*** Opening GIVEN DATA ***

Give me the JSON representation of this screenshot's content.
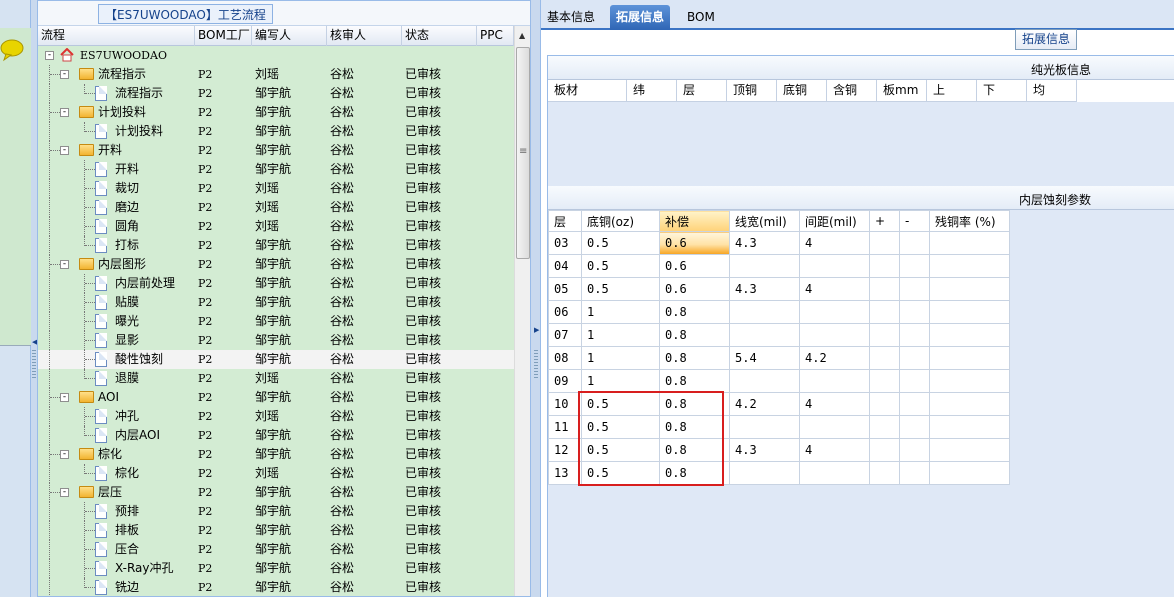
{
  "tree_panel": {
    "title": "【ES7UWOODAO】工艺流程",
    "columns": [
      "流程",
      "BOM工厂",
      "编写人",
      "核审人",
      "状态",
      "PPC"
    ],
    "rows": [
      {
        "name": "ES7UWOODAO",
        "bom": "",
        "writer": "",
        "reviewer": "",
        "status": "",
        "type": "root",
        "depth": 0
      },
      {
        "name": "流程指示",
        "bom": "P2",
        "writer": "刘瑶",
        "reviewer": "谷松",
        "status": "已审核",
        "type": "folder",
        "depth": 1
      },
      {
        "name": "流程指示",
        "bom": "P2",
        "writer": "邹宇航",
        "reviewer": "谷松",
        "status": "已审核",
        "type": "doc",
        "depth": 2
      },
      {
        "name": "计划投料",
        "bom": "P2",
        "writer": "邹宇航",
        "reviewer": "谷松",
        "status": "已审核",
        "type": "folder",
        "depth": 1
      },
      {
        "name": "计划投料",
        "bom": "P2",
        "writer": "邹宇航",
        "reviewer": "谷松",
        "status": "已审核",
        "type": "doc",
        "depth": 2
      },
      {
        "name": "开料",
        "bom": "P2",
        "writer": "邹宇航",
        "reviewer": "谷松",
        "status": "已审核",
        "type": "folder",
        "depth": 1
      },
      {
        "name": "开料",
        "bom": "P2",
        "writer": "邹宇航",
        "reviewer": "谷松",
        "status": "已审核",
        "type": "doc",
        "depth": 2
      },
      {
        "name": "裁切",
        "bom": "P2",
        "writer": "刘瑶",
        "reviewer": "谷松",
        "status": "已审核",
        "type": "doc",
        "depth": 2
      },
      {
        "name": "磨边",
        "bom": "P2",
        "writer": "刘瑶",
        "reviewer": "谷松",
        "status": "已审核",
        "type": "doc",
        "depth": 2
      },
      {
        "name": "圆角",
        "bom": "P2",
        "writer": "刘瑶",
        "reviewer": "谷松",
        "status": "已审核",
        "type": "doc",
        "depth": 2
      },
      {
        "name": "打标",
        "bom": "P2",
        "writer": "邹宇航",
        "reviewer": "谷松",
        "status": "已审核",
        "type": "doc",
        "depth": 2
      },
      {
        "name": "内层图形",
        "bom": "P2",
        "writer": "邹宇航",
        "reviewer": "谷松",
        "status": "已审核",
        "type": "folder",
        "depth": 1
      },
      {
        "name": "内层前处理",
        "bom": "P2",
        "writer": "邹宇航",
        "reviewer": "谷松",
        "status": "已审核",
        "type": "doc",
        "depth": 2
      },
      {
        "name": "贴膜",
        "bom": "P2",
        "writer": "邹宇航",
        "reviewer": "谷松",
        "status": "已审核",
        "type": "doc",
        "depth": 2
      },
      {
        "name": "曝光",
        "bom": "P2",
        "writer": "邹宇航",
        "reviewer": "谷松",
        "status": "已审核",
        "type": "doc",
        "depth": 2
      },
      {
        "name": "显影",
        "bom": "P2",
        "writer": "邹宇航",
        "reviewer": "谷松",
        "status": "已审核",
        "type": "doc",
        "depth": 2
      },
      {
        "name": "酸性蚀刻",
        "bom": "P2",
        "writer": "邹宇航",
        "reviewer": "谷松",
        "status": "已审核",
        "type": "doc",
        "depth": 2,
        "selected": true
      },
      {
        "name": "退膜",
        "bom": "P2",
        "writer": "刘瑶",
        "reviewer": "谷松",
        "status": "已审核",
        "type": "doc",
        "depth": 2
      },
      {
        "name": "AOI",
        "bom": "P2",
        "writer": "邹宇航",
        "reviewer": "谷松",
        "status": "已审核",
        "type": "folder",
        "depth": 1
      },
      {
        "name": "冲孔",
        "bom": "P2",
        "writer": "刘瑶",
        "reviewer": "谷松",
        "status": "已审核",
        "type": "doc",
        "depth": 2
      },
      {
        "name": "内层AOI",
        "bom": "P2",
        "writer": "邹宇航",
        "reviewer": "谷松",
        "status": "已审核",
        "type": "doc",
        "depth": 2
      },
      {
        "name": "棕化",
        "bom": "P2",
        "writer": "邹宇航",
        "reviewer": "谷松",
        "status": "已审核",
        "type": "folder",
        "depth": 1
      },
      {
        "name": "棕化",
        "bom": "P2",
        "writer": "刘瑶",
        "reviewer": "谷松",
        "status": "已审核",
        "type": "doc",
        "depth": 2
      },
      {
        "name": "层压",
        "bom": "P2",
        "writer": "邹宇航",
        "reviewer": "谷松",
        "status": "已审核",
        "type": "folder",
        "depth": 1
      },
      {
        "name": "预排",
        "bom": "P2",
        "writer": "邹宇航",
        "reviewer": "谷松",
        "status": "已审核",
        "type": "doc",
        "depth": 2
      },
      {
        "name": "排板",
        "bom": "P2",
        "writer": "邹宇航",
        "reviewer": "谷松",
        "status": "已审核",
        "type": "doc",
        "depth": 2
      },
      {
        "name": "压合",
        "bom": "P2",
        "writer": "邹宇航",
        "reviewer": "谷松",
        "status": "已审核",
        "type": "doc",
        "depth": 2
      },
      {
        "name": "X-Ray冲孔",
        "bom": "P2",
        "writer": "邹宇航",
        "reviewer": "谷松",
        "status": "已审核",
        "type": "doc",
        "depth": 2
      },
      {
        "name": "铣边",
        "bom": "P2",
        "writer": "邹宇航",
        "reviewer": "谷松",
        "status": "已审核",
        "type": "doc",
        "depth": 2
      }
    ]
  },
  "tabs": [
    {
      "label": "基本信息",
      "active": false
    },
    {
      "label": "拓展信息",
      "active": true
    },
    {
      "label": "BOM",
      "active": false
    }
  ],
  "ext_info_button": "拓展信息",
  "pure_board": {
    "title": "纯光板信息",
    "columns": [
      "板材",
      "纬",
      "层",
      "顶铜",
      "底铜",
      "含铜",
      "板mm",
      "上",
      "下",
      "均"
    ]
  },
  "inner_etch": {
    "title": "内层蚀刻参数",
    "columns": [
      "层",
      "底铜(oz)",
      "补偿",
      "线宽(mil)",
      "间距(mil)",
      "+",
      "-",
      "残铜率 (%)"
    ],
    "rows": [
      [
        "03",
        "0.5",
        "0.6",
        "4.3",
        "4",
        "",
        "",
        ""
      ],
      [
        "04",
        "0.5",
        "0.6",
        "",
        "",
        "",
        "",
        ""
      ],
      [
        "05",
        "0.5",
        "0.6",
        "4.3",
        "4",
        "",
        "",
        ""
      ],
      [
        "06",
        "1",
        "0.8",
        "",
        "",
        "",
        "",
        ""
      ],
      [
        "07",
        "1",
        "0.8",
        "",
        "",
        "",
        "",
        ""
      ],
      [
        "08",
        "1",
        "0.8",
        "5.4",
        "4.2",
        "",
        "",
        ""
      ],
      [
        "09",
        "1",
        "0.8",
        "",
        "",
        "",
        "",
        ""
      ],
      [
        "10",
        "0.5",
        "0.8",
        "4.2",
        "4",
        "",
        "",
        ""
      ],
      [
        "11",
        "0.5",
        "0.8",
        "",
        "",
        "",
        "",
        ""
      ],
      [
        "12",
        "0.5",
        "0.8",
        "4.3",
        "4",
        "",
        "",
        ""
      ],
      [
        "13",
        "0.5",
        "0.8",
        "",
        "",
        "",
        "",
        ""
      ]
    ]
  },
  "colors": {
    "tree_row_bg": "#d3ecd3",
    "active_tab": "#2f66b5",
    "highlight_box": "#d81e1e"
  }
}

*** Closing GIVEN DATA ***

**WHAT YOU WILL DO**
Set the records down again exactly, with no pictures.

**TASK ANSWER**
Give me the JSON representation of this screenshot's content.
{
  "tree_panel": {
    "title": "【ES7UWOODAO】工艺流程",
    "columns": [
      "流程",
      "BOM工厂",
      "编写人",
      "核审人",
      "状态",
      "PPC"
    ],
    "rows": [
      {
        "name": "ES7UWOODAO",
        "bom": "",
        "writer": "",
        "reviewer": "",
        "status": "",
        "type": "root",
        "depth": 0
      },
      {
        "name": "流程指示",
        "bom": "P2",
        "writer": "刘瑶",
        "reviewer": "谷松",
        "status": "已审核",
        "type": "folder",
        "depth": 1
      },
      {
        "name": "流程指示",
        "bom": "P2",
        "writer": "邹宇航",
        "reviewer": "谷松",
        "status": "已审核",
        "type": "doc",
        "depth": 2
      },
      {
        "name": "计划投料",
        "bom": "P2",
        "writer": "邹宇航",
        "reviewer": "谷松",
        "status": "已审核",
        "type": "folder",
        "depth": 1
      },
      {
        "name": "计划投料",
        "bom": "P2",
        "writer": "邹宇航",
        "reviewer": "谷松",
        "status": "已审核",
        "type": "doc",
        "depth": 2
      },
      {
        "name": "开料",
        "bom": "P2",
        "writer": "邹宇航",
        "reviewer": "谷松",
        "status": "已审核",
        "type": "folder",
        "depth": 1
      },
      {
        "name": "开料",
        "bom": "P2",
        "writer": "邹宇航",
        "reviewer": "谷松",
        "status": "已审核",
        "type": "doc",
        "depth": 2
      },
      {
        "name": "裁切",
        "bom": "P2",
        "writer": "刘瑶",
        "reviewer": "谷松",
        "status": "已审核",
        "type": "doc",
        "depth": 2
      },
      {
        "name": "磨边",
        "bom": "P2",
        "writer": "刘瑶",
        "reviewer": "谷松",
        "status": "已审核",
        "type": "doc",
        "depth": 2
      },
      {
        "name": "圆角",
        "bom": "P2",
        "writer": "刘瑶",
        "reviewer": "谷松",
        "status": "已审核",
        "type": "doc",
        "depth": 2
      },
      {
        "name": "打标",
        "bom": "P2",
        "writer": "邹宇航",
        "reviewer": "谷松",
        "status": "已审核",
        "type": "doc",
        "depth": 2
      },
      {
        "name": "内层图形",
        "bom": "P2",
        "writer": "邹宇航",
        "reviewer": "谷松",
        "status": "已审核",
        "type": "folder",
        "depth": 1
      },
      {
        "name": "内层前处理",
        "bom": "P2",
        "writer": "邹宇航",
        "reviewer": "谷松",
        "status": "已审核",
        "type": "doc",
        "depth": 2
      },
      {
        "name": "贴膜",
        "bom": "P2",
        "writer": "邹宇航",
        "reviewer": "谷松",
        "status": "已审核",
        "type": "doc",
        "depth": 2
      },
      {
        "name": "曝光",
        "bom": "P2",
        "writer": "邹宇航",
        "reviewer": "谷松",
        "status": "已审核",
        "type": "doc",
        "depth": 2
      },
      {
        "name": "显影",
        "bom": "P2",
        "writer": "邹宇航",
        "reviewer": "谷松",
        "status": "已审核",
        "type": "doc",
        "depth": 2
      },
      {
        "name": "酸性蚀刻",
        "bom": "P2",
        "writer": "邹宇航",
        "reviewer": "谷松",
        "status": "已审核",
        "type": "doc",
        "depth": 2,
        "selected": true
      },
      {
        "name": "退膜",
        "bom": "P2",
        "writer": "刘瑶",
        "reviewer": "谷松",
        "status": "已审核",
        "type": "doc",
        "depth": 2
      },
      {
        "name": "AOI",
        "bom": "P2",
        "writer": "邹宇航",
        "reviewer": "谷松",
        "status": "已审核",
        "type": "folder",
        "depth": 1
      },
      {
        "name": "冲孔",
        "bom": "P2",
        "writer": "刘瑶",
        "reviewer": "谷松",
        "status": "已审核",
        "type": "doc",
        "depth": 2
      },
      {
        "name": "内层AOI",
        "bom": "P2",
        "writer": "邹宇航",
        "reviewer": "谷松",
        "status": "已审核",
        "type": "doc",
        "depth": 2
      },
      {
        "name": "棕化",
        "bom": "P2",
        "writer": "邹宇航",
        "reviewer": "谷松",
        "status": "已审核",
        "type": "folder",
        "depth": 1
      },
      {
        "name": "棕化",
        "bom": "P2",
        "writer": "刘瑶",
        "reviewer": "谷松",
        "status": "已审核",
        "type": "doc",
        "depth": 2
      },
      {
        "name": "层压",
        "bom": "P2",
        "writer": "邹宇航",
        "reviewer": "谷松",
        "status": "已审核",
        "type": "folder",
        "depth": 1
      },
      {
        "name": "预排",
        "bom": "P2",
        "writer": "邹宇航",
        "reviewer": "谷松",
        "status": "已审核",
        "type": "doc",
        "depth": 2
      },
      {
        "name": "排板",
        "bom": "P2",
        "writer": "邹宇航",
        "reviewer": "谷松",
        "status": "已审核",
        "type": "doc",
        "depth": 2
      },
      {
        "name": "压合",
        "bom": "P2",
        "writer": "邹宇航",
        "reviewer": "谷松",
        "status": "已审核",
        "type": "doc",
        "depth": 2
      },
      {
        "name": "X-Ray冲孔",
        "bom": "P2",
        "writer": "邹宇航",
        "reviewer": "谷松",
        "status": "已审核",
        "type": "doc",
        "depth": 2
      },
      {
        "name": "铣边",
        "bom": "P2",
        "writer": "邹宇航",
        "reviewer": "谷松",
        "status": "已审核",
        "type": "doc",
        "depth": 2
      }
    ]
  },
  "tabs": [
    {
      "label": "基本信息",
      "active": false
    },
    {
      "label": "拓展信息",
      "active": true
    },
    {
      "label": "BOM",
      "active": false
    }
  ],
  "ext_info_button": "拓展信息",
  "pure_board": {
    "title": "纯光板信息",
    "columns": [
      "板材",
      "纬",
      "层",
      "顶铜",
      "底铜",
      "含铜",
      "板mm",
      "上",
      "下",
      "均"
    ]
  },
  "inner_etch": {
    "title": "内层蚀刻参数",
    "columns": [
      "层",
      "底铜(oz)",
      "补偿",
      "线宽(mil)",
      "间距(mil)",
      "+",
      "-",
      "残铜率 (%)"
    ],
    "rows": [
      [
        "03",
        "0.5",
        "0.6",
        "4.3",
        "4",
        "",
        "",
        ""
      ],
      [
        "04",
        "0.5",
        "0.6",
        "",
        "",
        "",
        "",
        ""
      ],
      [
        "05",
        "0.5",
        "0.6",
        "4.3",
        "4",
        "",
        "",
        ""
      ],
      [
        "06",
        "1",
        "0.8",
        "",
        "",
        "",
        "",
        ""
      ],
      [
        "07",
        "1",
        "0.8",
        "",
        "",
        "",
        "",
        ""
      ],
      [
        "08",
        "1",
        "0.8",
        "5.4",
        "4.2",
        "",
        "",
        ""
      ],
      [
        "09",
        "1",
        "0.8",
        "",
        "",
        "",
        "",
        ""
      ],
      [
        "10",
        "0.5",
        "0.8",
        "4.2",
        "4",
        "",
        "",
        ""
      ],
      [
        "11",
        "0.5",
        "0.8",
        "",
        "",
        "",
        "",
        ""
      ],
      [
        "12",
        "0.5",
        "0.8",
        "4.3",
        "4",
        "",
        "",
        ""
      ],
      [
        "13",
        "0.5",
        "0.8",
        "",
        "",
        "",
        "",
        ""
      ]
    ]
  },
  "colors": {
    "tree_row_bg": "#d3ecd3",
    "active_tab": "#2f66b5",
    "highlight_box": "#d81e1e"
  }
}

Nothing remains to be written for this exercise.